◆ **AIM OF THE TASK**
What is needed is every line of the data that includes the word "description". Please copy each one.

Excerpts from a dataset
######

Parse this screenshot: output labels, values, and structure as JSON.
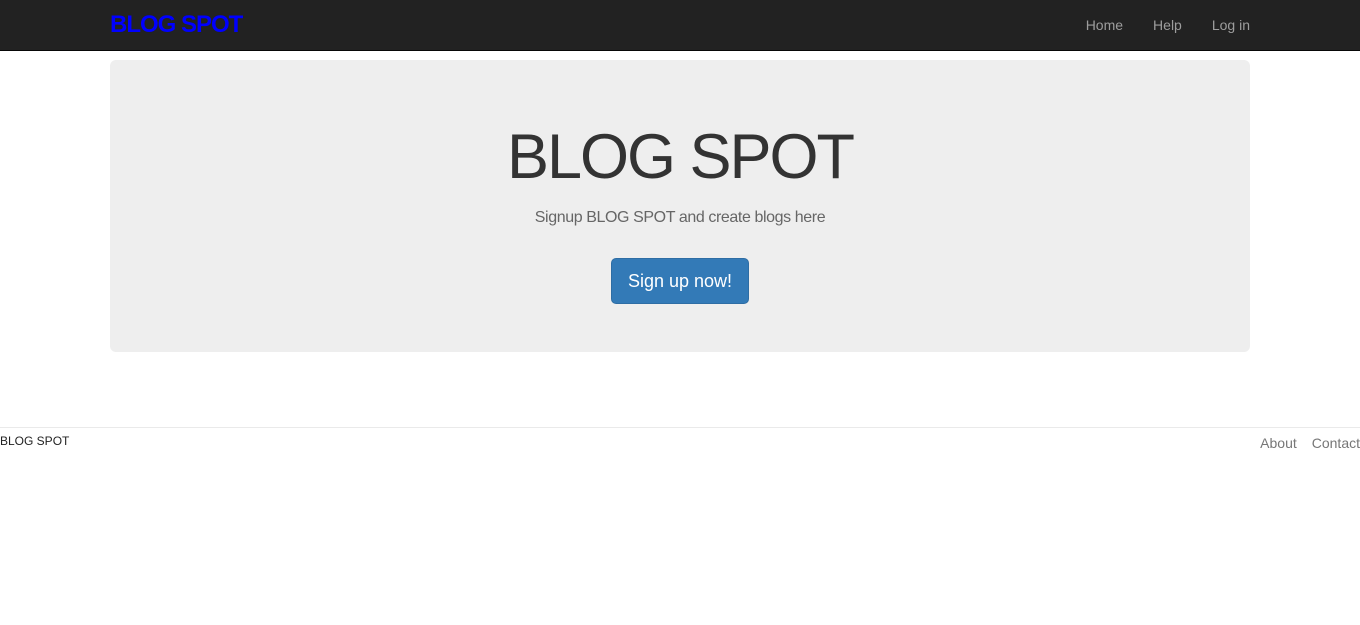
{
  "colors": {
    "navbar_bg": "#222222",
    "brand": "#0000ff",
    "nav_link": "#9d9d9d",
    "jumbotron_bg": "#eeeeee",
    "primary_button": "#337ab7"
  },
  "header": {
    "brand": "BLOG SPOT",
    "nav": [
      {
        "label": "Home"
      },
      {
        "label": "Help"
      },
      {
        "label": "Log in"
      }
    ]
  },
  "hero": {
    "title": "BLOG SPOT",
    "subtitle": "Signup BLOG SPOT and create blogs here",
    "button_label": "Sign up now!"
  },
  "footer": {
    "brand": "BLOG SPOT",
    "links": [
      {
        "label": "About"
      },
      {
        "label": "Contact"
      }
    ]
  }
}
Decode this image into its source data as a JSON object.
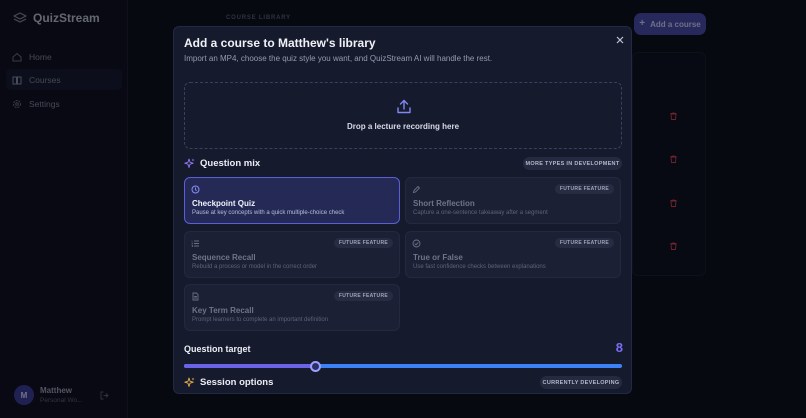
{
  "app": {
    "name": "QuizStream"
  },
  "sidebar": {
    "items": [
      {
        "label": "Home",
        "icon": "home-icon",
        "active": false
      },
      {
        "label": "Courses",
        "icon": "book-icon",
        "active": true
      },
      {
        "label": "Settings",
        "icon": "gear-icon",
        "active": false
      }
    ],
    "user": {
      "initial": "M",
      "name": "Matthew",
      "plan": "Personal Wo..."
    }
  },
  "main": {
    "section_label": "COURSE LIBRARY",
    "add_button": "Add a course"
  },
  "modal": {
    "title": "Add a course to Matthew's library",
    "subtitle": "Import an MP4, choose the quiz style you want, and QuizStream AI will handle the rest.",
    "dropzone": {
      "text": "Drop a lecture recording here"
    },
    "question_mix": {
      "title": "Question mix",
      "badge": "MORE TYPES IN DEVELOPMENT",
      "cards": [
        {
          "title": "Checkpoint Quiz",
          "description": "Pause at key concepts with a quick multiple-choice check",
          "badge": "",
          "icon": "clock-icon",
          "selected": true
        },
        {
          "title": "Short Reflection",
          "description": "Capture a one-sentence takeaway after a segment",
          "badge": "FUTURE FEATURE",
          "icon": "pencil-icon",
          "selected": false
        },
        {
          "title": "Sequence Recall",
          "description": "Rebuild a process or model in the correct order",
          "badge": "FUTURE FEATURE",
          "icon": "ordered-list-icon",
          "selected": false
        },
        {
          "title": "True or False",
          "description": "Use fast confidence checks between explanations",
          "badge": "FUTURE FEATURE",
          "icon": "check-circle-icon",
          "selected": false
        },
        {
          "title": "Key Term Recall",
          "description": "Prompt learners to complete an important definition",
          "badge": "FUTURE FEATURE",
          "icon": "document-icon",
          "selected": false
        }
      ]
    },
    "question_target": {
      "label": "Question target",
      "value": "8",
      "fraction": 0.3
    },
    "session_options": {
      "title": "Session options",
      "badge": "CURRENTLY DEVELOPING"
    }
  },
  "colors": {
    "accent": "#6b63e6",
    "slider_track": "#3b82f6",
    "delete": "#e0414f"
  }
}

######

◆ **SOLVED PROBLEM**
          "description": "Pause at key concepts with a quick multiple-choice check",
          "description": "Capture a one-sentence takeaway after a segment",
          "description": "Rebuild a process or model in the correct order",
          "description": "Use fast confidence checks between explanations",
          "description": "Prompt learners to complete an important definition",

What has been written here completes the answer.